US and Japanese fighter jets have carried out joint air exercises, according to an official, just days after Chinese and Japanese military jets shadowed each other near disputed islands in the East China Sea.
The five-day exercise involved six US FA-18 fighters and around 90 American personnel, along with four Japanese F-4 jets and an unspecified number of people, the official said on Tuesday.
The drill was carried out over Pacific waters off the coast of Shikoku, the fourth largest of Japan's islands.
It came just weeks after Shinzo Abe became Japan's prime minister after winning an election on campaign promises to reinvigorate his country's security alliance with the US and take a more robust line against China.
The exercise also coincided with a dispute between China and Japan over the sovereignty of the disputed East China Sea islands shows no signs of letting up.

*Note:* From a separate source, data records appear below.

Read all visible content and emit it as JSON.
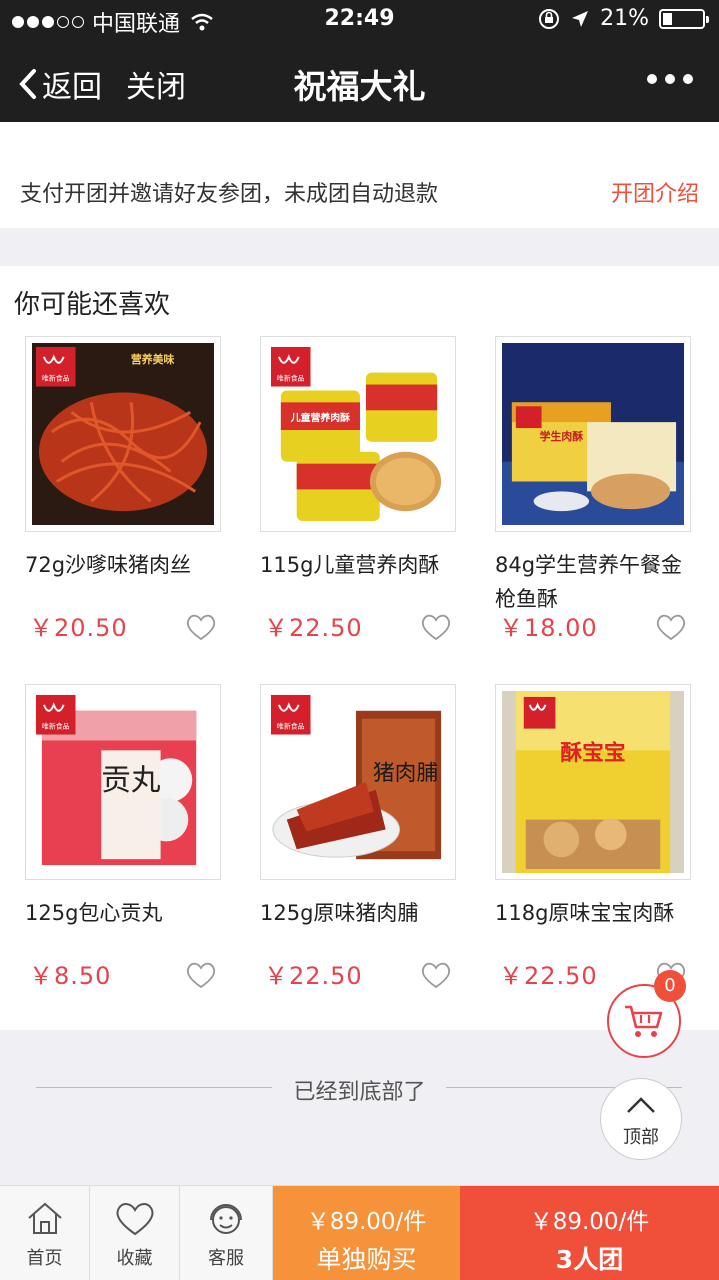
{
  "status_bar": {
    "carrier": "中国联通",
    "time": "22:49",
    "battery": "21%"
  },
  "nav": {
    "back_label": "返回",
    "close_label": "关闭",
    "title": "祝福大礼"
  },
  "notice": {
    "text": "支付开团并邀请好友参团，未成团自动退款",
    "link": "开团介绍"
  },
  "recommend": {
    "heading": "你可能还喜欢",
    "items": [
      {
        "name": "72g沙嗲味猪肉丝",
        "price": "￥20.50",
        "brand": "唯新食品",
        "tag": "营养美味"
      },
      {
        "name": "115g儿童营养肉酥",
        "price": "￥22.50",
        "brand": "唯新食品",
        "tag": "儿童营养肉酥"
      },
      {
        "name": "84g学生营养午餐金枪鱼酥",
        "price": "￥18.00",
        "brand": "唯新食品",
        "tag": "学生肉酥"
      },
      {
        "name": "125g包心贡丸",
        "price": "￥8.50",
        "brand": "唯新食品",
        "tag": "贡丸"
      },
      {
        "name": "125g原味猪肉脯",
        "price": "￥22.50",
        "brand": "唯新食品",
        "tag": "猪肉脯"
      },
      {
        "name": "118g原味宝宝肉酥",
        "price": "￥22.50",
        "brand": "唯新食品",
        "tag": "酥宝宝"
      }
    ]
  },
  "end_text": "已经到底部了",
  "cart": {
    "count": "0"
  },
  "to_top": "顶部",
  "tabbar": {
    "home": "首页",
    "favorite": "收藏",
    "service": "客服",
    "single": {
      "price": "￥89.00/件",
      "label": "单独购买"
    },
    "group": {
      "price": "￥89.00/件",
      "label": "3人团"
    }
  },
  "colors": {
    "accent": "#f0503a",
    "price": "#e8434a",
    "single_bg": "#f6923a",
    "group_bg": "#f0503a",
    "nav_bg": "#1f1f20"
  }
}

Japan reportedly scrambled fighter jets on Thursday to head off Chinese military jets in an area adjoining the airspace of the Japanese-controlled Senkaku islands, which China claims as the Diaoyus.

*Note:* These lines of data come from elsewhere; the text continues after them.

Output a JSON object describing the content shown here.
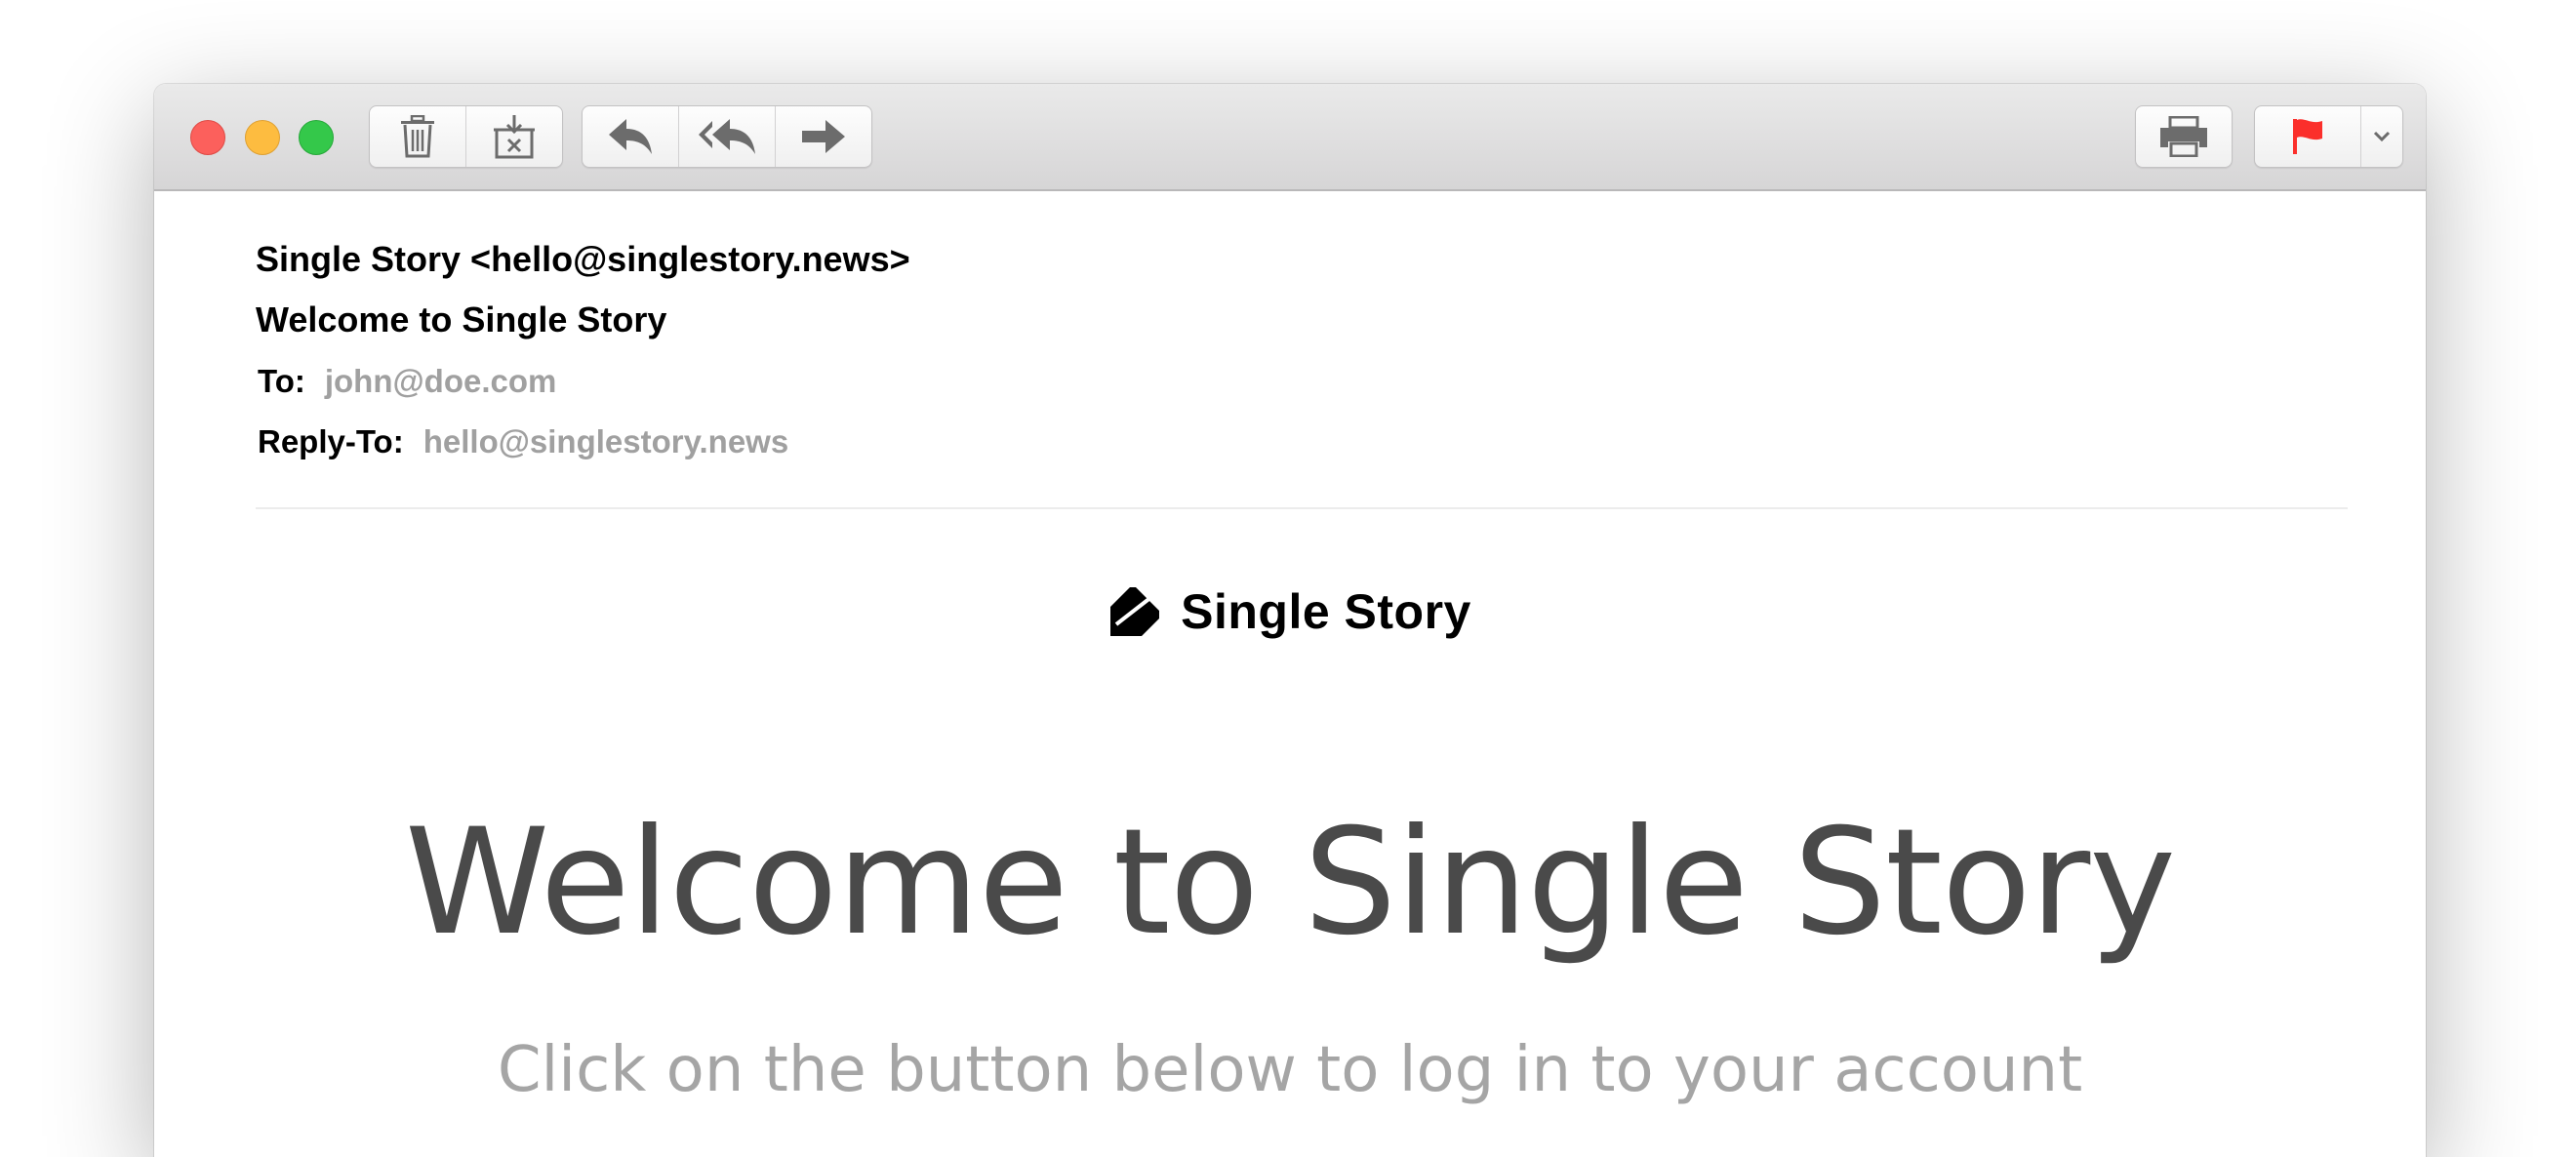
{
  "toolbar": {
    "buttons": [
      "trash-icon",
      "junk-icon",
      "reply-icon",
      "reply-all-icon",
      "forward-icon",
      "print-icon",
      "flag-icon",
      "chevron-down-icon"
    ],
    "flag_color": "#fb2f2b"
  },
  "message": {
    "from": "Single Story <hello@singlestory.news>",
    "subject": "Welcome to Single Story",
    "to_label": "To:",
    "to_value": "john@doe.com",
    "reply_to_label": "Reply-To:",
    "reply_to_value": "hello@singlestory.news"
  },
  "body": {
    "brand_name": "Single Story",
    "heading": "Welcome to Single Story",
    "subheading": "Click on the button below to log in to your account"
  }
}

A Chinese defence ministry official later said two J-10 fighters flew to the area to monitor two Japanese F-15 fighters that had trailed a Chinese Y-8 aircraft, according to China's official Xinhua news agency.
On Tuesday, one Chinese state-owned Y-12 plane flew close to, but not inside, the airspace of the disputed islands, triggering the scrambling of Japanese fighter jets, the defence ministry in Tokyo said.
The row between Asia's two largest economies over the uninhabited, but potentially resource-rich islands blistered in September when Japan nationalised three of them.
Chinese government ships have repeatedly gone to the archipelago's territorial waters since then.
China insists it is simply patrolling islands it has owned since ancient times.
Commentators say China wants to prove that Japan does not have effective control over the chain and draw Japan into concessions.
On Sunday, Japan's Ground Self-Defence Force carried out the nation's first military exercise designed to recapture "a remote island invaded by an enemy force".
About 300 troops took part in the 40-minute drill with 20 warplanes and more than 30 military vehicles at the Narashino Garrison in Chiba, southeast of Tokyo.
Another 80 personnel from the SDF's First Airborne Brigade rappelled from helicopters to demonstrate manoeuvres to counter an enemy invasion of a remote island.
In October Japan and the US dropped plans for a joint drill to simulate the retaking of a remote island, reportedly because Japan did not wish to provoke China further.
There was no outward indication that the joint Japan-US exercise that began Monday and runs until Friday was aimed at China, and the area being used was a long way from any contentious zone.
While the security alliance receives wide public support in Japan, there are tensions between bases and their host communities, particularly over noise and the risk of accidents, as well as associated crime.